Macvey Napier.jpg
Born Napier Macvey
11 April 1776
Died 11 February 1847(1847-02-11) (aged 70)
Alma mater University of Glasgow
University of Edinburgh
Occupation Writer to the Signet, editor
39 Castle Street (now known as North Castle Street), Edinburgh home to Macvey Napier
Macvey Napier by J P Slater

Macvey Napier (born Napier Macvey[1]) FRSE FRS WS (11 April 1776, Kirkintilloch – 11 February 1847, Edinburgh) was a Scottish solicitor, legal scholar, and an editor of the Encyclopædia Britannica. He was Professor of Conveyancing at Edinburgh University.


Macvey was born on 12 April 1776 in Kirkintilloch the son of John Macvey a merchant in the town. His mother's maiden name was Napier.[2]

He studied law first at Glasgow University then Edinburgh University before befriending the publisher Archibald Constable in 1798.[3] Constable later asked Napier to write for the Edinburgh Review with articles beginning from 1805 and became an editor in 1814. He in turn recruited several eminent authorities to write in the sixth edition and its supplement, as well as in the 7th edition of the Britannica.
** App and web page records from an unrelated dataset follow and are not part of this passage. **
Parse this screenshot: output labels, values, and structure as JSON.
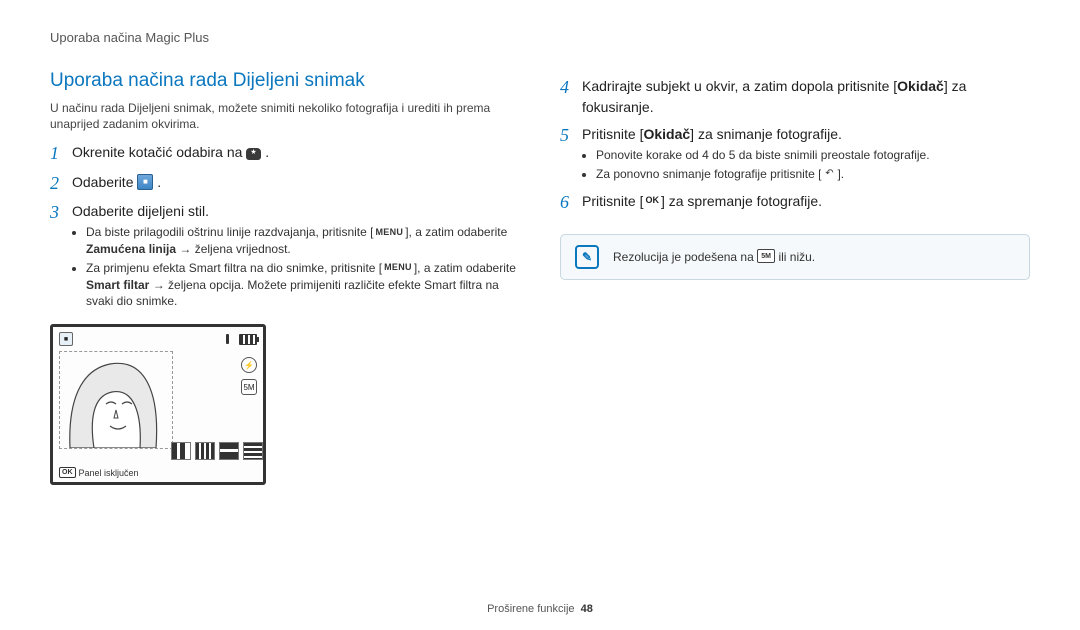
{
  "header": {
    "running": "Uporaba načina Magic Plus"
  },
  "section": {
    "title": "Uporaba načina rada Dijeljeni snimak",
    "intro": "U načinu rada Dijeljeni snimak, možete snimiti nekoliko fotografija i urediti ih prema unaprijed zadanim okvirima."
  },
  "left_steps": {
    "s1": {
      "num": "1",
      "text_before": "Okrenite kotačić odabira na ",
      "text_after": "."
    },
    "s2": {
      "num": "2",
      "text_before": "Odaberite ",
      "text_after": "."
    },
    "s3": {
      "num": "3",
      "text": "Odaberite dijeljeni stil.",
      "bullets": {
        "b1_a": "Da biste prilagodili oštrinu linije razdvajanja, pritisnite [",
        "b1_b": "], a zatim odaberite ",
        "b1_bold": "Zamućena linija",
        "b1_c": " → željena vrijednost.",
        "b2_a": "Za primjenu efekta Smart filtra na dio snimke, pritisnite [",
        "b2_b": "], a zatim odaberite ",
        "b2_bold": "Smart filtar",
        "b2_c": " → željena opcija. Možete primijeniti različite efekte Smart filtra na svaki dio snimke."
      }
    }
  },
  "right_steps": {
    "s4": {
      "num": "4",
      "text_a": "Kadrirajte subjekt u okvir, a zatim dopola pritisnite [",
      "bold": "Okidač",
      "text_b": "] za fokusiranje."
    },
    "s5": {
      "num": "5",
      "text_a": "Pritisnite [",
      "bold": "Okidač",
      "text_b": "] za snimanje fotografije.",
      "bullets": {
        "b1": "Ponovite korake od 4 do 5 da biste snimili preostale fotografije.",
        "b2_a": "Za ponovno snimanje fotografije pritisnite [",
        "b2_b": "]."
      }
    },
    "s6": {
      "num": "6",
      "text_a": "Pritisnite [",
      "text_b": "] za spremanje fotografije."
    }
  },
  "note": {
    "text_a": "Rezolucija je podešena na ",
    "text_b": " ili nižu."
  },
  "lcd": {
    "panel_label": "Panel isključen"
  },
  "icons": {
    "menu": "MENU",
    "ok": "OK",
    "back": "↶",
    "res5m": "5M",
    "note_mark": "✎",
    "flash": "⚡",
    "mode": "■"
  },
  "footer": {
    "section": "Proširene funkcije",
    "page": "48"
  }
}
He was editor of the Review from 1829.[4]

From 1805 to 1837 he acted as Librarian to the Signet Library, the law library for Edinburgh solicitors.

From 1816 to 1824 he lectured in legal conveyancing (selling property) and in 1825 he became a professor of conveyancing at Edinburgh University.[5]

He was inducted into the Royal Society of London for the Improvement of Natural Knowledge in 1817 [6] In 1812 he was elected a Fellow of the Royal Society of Edinburgh.

In 1817 he had a very public fall out with Prof John Wilson in a series of letters published in Blackwood's Magazine under the title of Hypocricy Unveiled.[7]

In 1829 he replaced Francis Jeffrey as principal editor of The Edinburgh Review.

In the 1830s he is listed as living and operating from 39 Castle Street in Edinburgh's New Town. The property is a complex 3 storey townhouse within an elegant four storey and attic block. It had the very notable claim to fame as previously having been the home of Sir Walter Scott.[8]

He died in Edinburgh on 11 February 1847 and is buried in St John's Episcopal Churchyard at the east end of Princes Street.[9]


Napier married Catharine Skene (d.1828) in 1797 and they had seven sons and three daughters. One son, Macvey, edited his father's papers for publication;[10] Alexander became vicar of Holkham, Norfolk; John died in the West Indies; David Skene was a merchant in Singapore and gave George Coleman his first important commission to build a large Palladian residence in 1826; and William went to Singapore as a lawyer in 1833.



See also[edit]